## DIRECTIONS:
The entries are to be reproduced verbatim, and their pictures left out.

--------

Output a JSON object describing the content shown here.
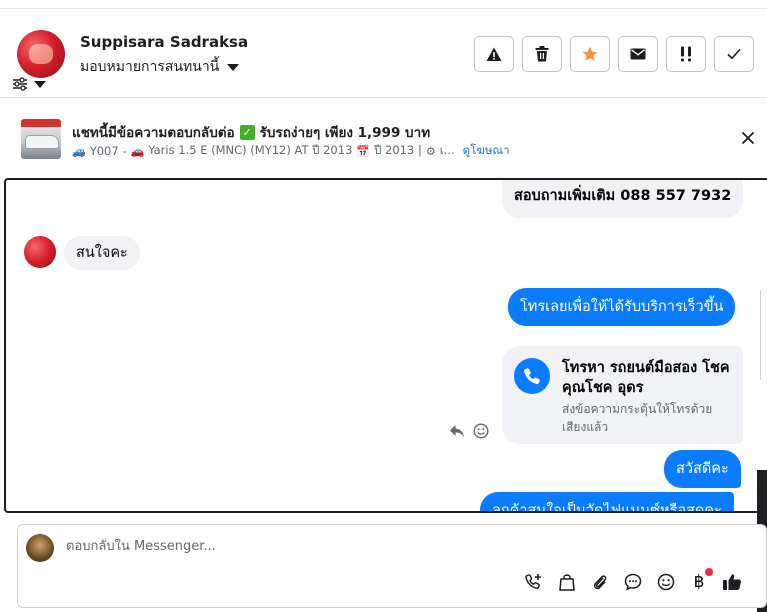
{
  "header": {
    "contact_name": "Suppisara Sadraksa",
    "assign_label": "มอบหมายการสนทนานี้",
    "actions": [
      {
        "name": "report-button",
        "icon": "warning-icon"
      },
      {
        "name": "delete-button",
        "icon": "trash-icon"
      },
      {
        "name": "star-button",
        "icon": "star-icon"
      },
      {
        "name": "mark-unread-button",
        "icon": "envelope-icon"
      },
      {
        "name": "mark-spam-button",
        "icon": "exclamation-icon"
      },
      {
        "name": "mark-done-button",
        "icon": "check-icon"
      }
    ]
  },
  "ad": {
    "title": "แชทนี้มีข้อความตอบกลับต่อ ✅ รับรถง่ายๆ เพียง 1,999 บาท",
    "title_before": "แชทนี้มีข้อความตอบกลับต่อ",
    "title_after": "รับรถง่ายๆ เพียง 1,999 บาท",
    "sub_code": "Y007 -",
    "sub_model": "Yaris 1.5 E (MNC) (MY12) AT ปี 2013",
    "sub_year": "ปี 2013 |",
    "sub_trunc": "เ...",
    "view_ad_link": "ดูโฆษณา"
  },
  "messages": {
    "m1": "สอบถามเพิ่มเติม 088 557 7932",
    "m2": "สนใจคะ",
    "m3": "โทรเลยเพื่อให้ได้รับบริการเร็วขึ้น",
    "call_title": "โทรหา รถยนต์มือสอง โชคคุณโชค อุดร",
    "call_sub": "ส่งข้อความกระตุ้นให้โทรด้วยเสียงแล้ว",
    "m4": "สวัสดีคะ",
    "m5": "ลูกค้าสนใจเป็นวัดไฟแนนซ์หรือสดคะ"
  },
  "composer": {
    "placeholder": "ตอบกลับใน Messenger...",
    "tools": [
      "add-call-icon",
      "shopping-bag-icon",
      "paperclip-icon",
      "chat-bubble-icon",
      "emoji-icon",
      "baht-icon",
      "thumbs-up-icon"
    ]
  },
  "colors": {
    "accent": "#0a7cff",
    "star": "#f7923b",
    "bubble_grey": "#f0f2f5",
    "link": "#1877f2"
  }
}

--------

## SOLVED PROBLEM:
Output a JSON object describing the content shown here.
{
  "header": {
    "contact_name": "Suppisara Sadraksa",
    "assign_label": "มอบหมายการสนทนานี้",
    "actions": [
      {
        "name": "report-button",
        "icon": "warning-icon"
      },
      {
        "name": "delete-button",
        "icon": "trash-icon"
      },
      {
        "name": "star-button",
        "icon": "star-icon"
      },
      {
        "name": "mark-unread-button",
        "icon": "envelope-icon"
      },
      {
        "name": "mark-spam-button",
        "icon": "exclamation-icon"
      },
      {
        "name": "mark-done-button",
        "icon": "check-icon"
      }
    ]
  },
  "ad": {
    "title": "แชทนี้มีข้อความตอบกลับต่อ ✅ รับรถง่ายๆ เพียง 1,999 บาท",
    "title_before": "แชทนี้มีข้อความตอบกลับต่อ",
    "title_after": "รับรถง่ายๆ เพียง 1,999 บาท",
    "sub_code": "Y007 -",
    "sub_model": "Yaris 1.5 E (MNC) (MY12) AT ปี 2013",
    "sub_year": "ปี 2013 |",
    "sub_trunc": "เ...",
    "view_ad_link": "ดูโฆษณา"
  },
  "messages": {
    "m1": "สอบถามเพิ่มเติม 088 557 7932",
    "m2": "สนใจคะ",
    "m3": "โทรเลยเพื่อให้ได้รับบริการเร็วขึ้น",
    "call_title": "โทรหา รถยนต์มือสอง โชคคุณโชค อุดร",
    "call_sub": "ส่งข้อความกระตุ้นให้โทรด้วยเสียงแล้ว",
    "m4": "สวัสดีคะ",
    "m5": "ลูกค้าสนใจเป็นวัดไฟแนนซ์หรือสดคะ"
  },
  "composer": {
    "placeholder": "ตอบกลับใน Messenger...",
    "tools": [
      "add-call-icon",
      "shopping-bag-icon",
      "paperclip-icon",
      "chat-bubble-icon",
      "emoji-icon",
      "baht-icon",
      "thumbs-up-icon"
    ]
  },
  "colors": {
    "accent": "#0a7cff",
    "star": "#f7923b",
    "bubble_grey": "#f0f2f5",
    "link": "#1877f2"
  }
}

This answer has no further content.